ACTIVITY: Each record below needs to be written out exactly as it reads.

>>

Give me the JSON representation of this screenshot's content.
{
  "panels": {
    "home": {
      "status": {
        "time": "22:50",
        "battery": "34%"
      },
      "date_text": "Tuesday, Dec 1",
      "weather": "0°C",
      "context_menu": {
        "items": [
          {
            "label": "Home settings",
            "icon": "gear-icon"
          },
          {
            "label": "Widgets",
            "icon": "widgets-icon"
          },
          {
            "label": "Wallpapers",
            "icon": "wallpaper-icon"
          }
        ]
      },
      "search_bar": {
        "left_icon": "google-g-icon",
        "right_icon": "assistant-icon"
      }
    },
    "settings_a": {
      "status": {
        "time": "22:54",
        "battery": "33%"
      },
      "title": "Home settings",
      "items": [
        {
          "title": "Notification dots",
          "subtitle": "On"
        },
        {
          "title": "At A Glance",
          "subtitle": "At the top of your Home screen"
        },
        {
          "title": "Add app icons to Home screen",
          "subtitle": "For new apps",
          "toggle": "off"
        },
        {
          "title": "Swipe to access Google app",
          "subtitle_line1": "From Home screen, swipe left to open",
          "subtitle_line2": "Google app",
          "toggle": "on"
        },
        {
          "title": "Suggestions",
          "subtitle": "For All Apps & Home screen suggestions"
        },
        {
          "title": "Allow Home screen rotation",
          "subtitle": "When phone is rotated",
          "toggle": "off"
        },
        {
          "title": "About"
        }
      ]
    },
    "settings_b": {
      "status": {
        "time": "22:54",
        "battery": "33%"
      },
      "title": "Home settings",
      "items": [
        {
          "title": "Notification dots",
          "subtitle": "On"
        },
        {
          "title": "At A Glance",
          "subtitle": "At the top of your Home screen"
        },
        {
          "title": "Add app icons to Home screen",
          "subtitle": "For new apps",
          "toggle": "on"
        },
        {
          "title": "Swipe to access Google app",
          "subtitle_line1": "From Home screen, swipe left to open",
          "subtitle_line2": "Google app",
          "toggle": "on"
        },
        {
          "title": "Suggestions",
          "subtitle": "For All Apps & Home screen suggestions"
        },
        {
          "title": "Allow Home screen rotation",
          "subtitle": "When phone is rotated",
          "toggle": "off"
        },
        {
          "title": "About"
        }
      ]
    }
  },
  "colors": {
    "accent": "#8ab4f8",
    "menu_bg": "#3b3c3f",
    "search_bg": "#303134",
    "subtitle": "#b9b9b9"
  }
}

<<

SOLUTION FOR THIS TASK:
Give me the JSON representation of this screenshot's content.
{
  "panels": {
    "home": {
      "status": {
        "time": "22:50",
        "battery": "34%"
      },
      "date_text": "Tuesday, Dec 1",
      "weather": "0°C",
      "context_menu": {
        "items": [
          {
            "label": "Home settings",
            "icon": "gear-icon"
          },
          {
            "label": "Widgets",
            "icon": "widgets-icon"
          },
          {
            "label": "Wallpapers",
            "icon": "wallpaper-icon"
          }
        ]
      },
      "search_bar": {
        "left_icon": "google-g-icon",
        "right_icon": "assistant-icon"
      }
    },
    "settings_a": {
      "status": {
        "time": "22:54",
        "battery": "33%"
      },
      "title": "Home settings",
      "items": [
        {
          "title": "Notification dots",
          "subtitle": "On"
        },
        {
          "title": "At A Glance",
          "subtitle": "At the top of your Home screen"
        },
        {
          "title": "Add app icons to Home screen",
          "subtitle": "For new apps",
          "toggle": "off"
        },
        {
          "title": "Swipe to access Google app",
          "subtitle_line1": "From Home screen, swipe left to open",
          "subtitle_line2": "Google app",
          "toggle": "on"
        },
        {
          "title": "Suggestions",
          "subtitle": "For All Apps & Home screen suggestions"
        },
        {
          "title": "Allow Home screen rotation",
          "subtitle": "When phone is rotated",
          "toggle": "off"
        },
        {
          "title": "About"
        }
      ]
    },
    "settings_b": {
      "status": {
        "time": "22:54",
        "battery": "33%"
      },
      "title": "Home settings",
      "items": [
        {
          "title": "Notification dots",
          "subtitle": "On"
        },
        {
          "title": "At A Glance",
          "subtitle": "At the top of your Home screen"
        },
        {
          "title": "Add app icons to Home screen",
          "subtitle": "For new apps",
          "toggle": "on"
        },
        {
          "title": "Swipe to access Google app",
          "subtitle_line1": "From Home screen, swipe left to open",
          "subtitle_line2": "Google app",
          "toggle": "on"
        },
        {
          "title": "Suggestions",
          "subtitle": "For All Apps & Home screen suggestions"
        },
        {
          "title": "Allow Home screen rotation",
          "subtitle": "When phone is rotated",
          "toggle": "off"
        },
        {
          "title": "About"
        }
      ]
    }
  },
  "colors": {
    "accent": "#8ab4f8",
    "menu_bg": "#3b3c3f",
    "search_bg": "#303134",
    "subtitle": "#b9b9b9"
  }
}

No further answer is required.